Some Statistics on Internet shutdowns
2007: The first known internet shutdown in sub-Saharan Africa (SSA) happened. It was ordered by Guinea’s former president Lansana Conté following protests calling for his resignation.
26: Out of 54 African countries have recorded at least one level of internet shutdown since 2007.
15: The number of times governments across the world shut down the internet in 2015
76: The number of times governments across the world shut down the internet in 2016
106: The number of internet shutdowns recorded in 2017 worldwide.
196: The number of internet shutdowns recorded in 25 countries in 2018.
213: The number of internet shutdowns recorded in 33 countries in 2019.
240: The number of days the internet was shut down in Cameroon between January 2017 and March 2018.
$2.4 billion: The amount 81 short-term shutdowns in 19 countries between July 1, 2015, and June 30, 2016, cost.
$4 billion: The cost of internet shutdown cost world economy in 2020, down by 50% from 2019.
$237.4 million: The cost of internet shutdowns in the SSA in 2020.
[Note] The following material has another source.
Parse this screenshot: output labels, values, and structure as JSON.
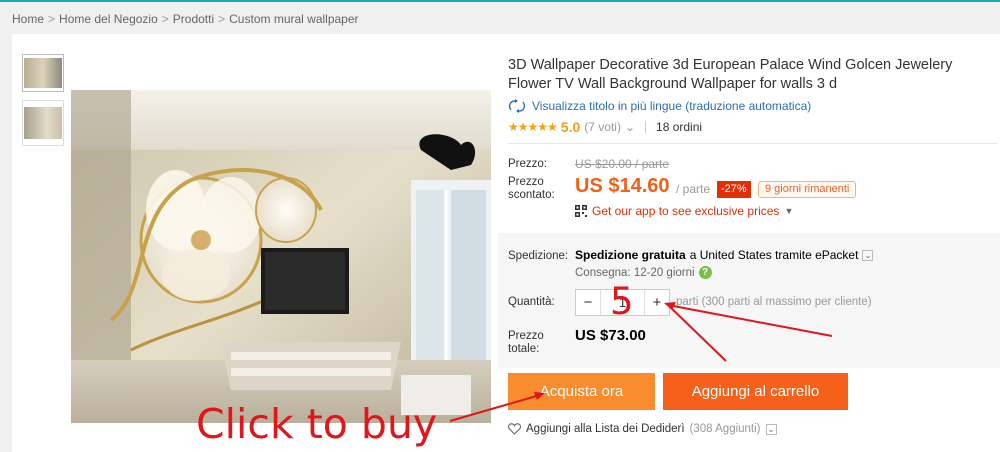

⅓ of all national elections in the SSA were accompanied by internet shutdown between 2014 and 2016.
What’s the way forward?
According to Access Now, internet shutdowns are more likely to happen when: laws are outdated or overboard, laws are not transparent, and international standards do not disallow them. There are at least 27 countries, as of 2016, where the laws allow the government to shut down or take over telecom networks.
And it is easier for some governments to restrict internet access than others. Countries where the government controls the internet infrastructure, like Ethiopia and Eritrea, internet shutdowns are easy to implement. But in other countries where the ISPs and telecommunication landscape are diverse, like Nigeria and South Africa, implementing shutdown is a bit complex. However, they still have internet shutdowns because the companies often obey the directive of the governments to shut down the internet. An example is Uganda, where the UCC gave directives to block Facebook and Twitter in 2011, and shut down the internet for elections and inauguration in February and May 2016, as well as in 2018.
However, there have been exceptions. Last year, the Economic Community of West African States (ECOWAS) Community Court of Justice ruled that the Togolese government illegally shut down the country’s internet in September 2017. In its ruling, the Court of Justice asked the Togolese government to pay the plaintiff $3,400 as compensation. Similarly, the courts in Zimbabwe ruled in favour of reinstating internet access in 2019.
“Development and human rights protections are strengthened in tandem when networks remain open, secure, and stable” Peter Micek, Global Policy and Legal Counsel at Access Now, said. “All stakeholders, from telcos to activists to judges, must band together to demand an end to shutdowns”.
In 2016, the United Nations Human Right Council agreed to a resolution that condemns internet shutdowns. The resolution was a renewal of those made in 2012 and 2014, which declared that human rights apply online just as they do offline. Everyone must rally behind this resolution. More telcos and ISPs should take a stand against the government. And there should be more organisations, like Access Now and Top10VPN, creating awareness and fighting against internet shutdowns.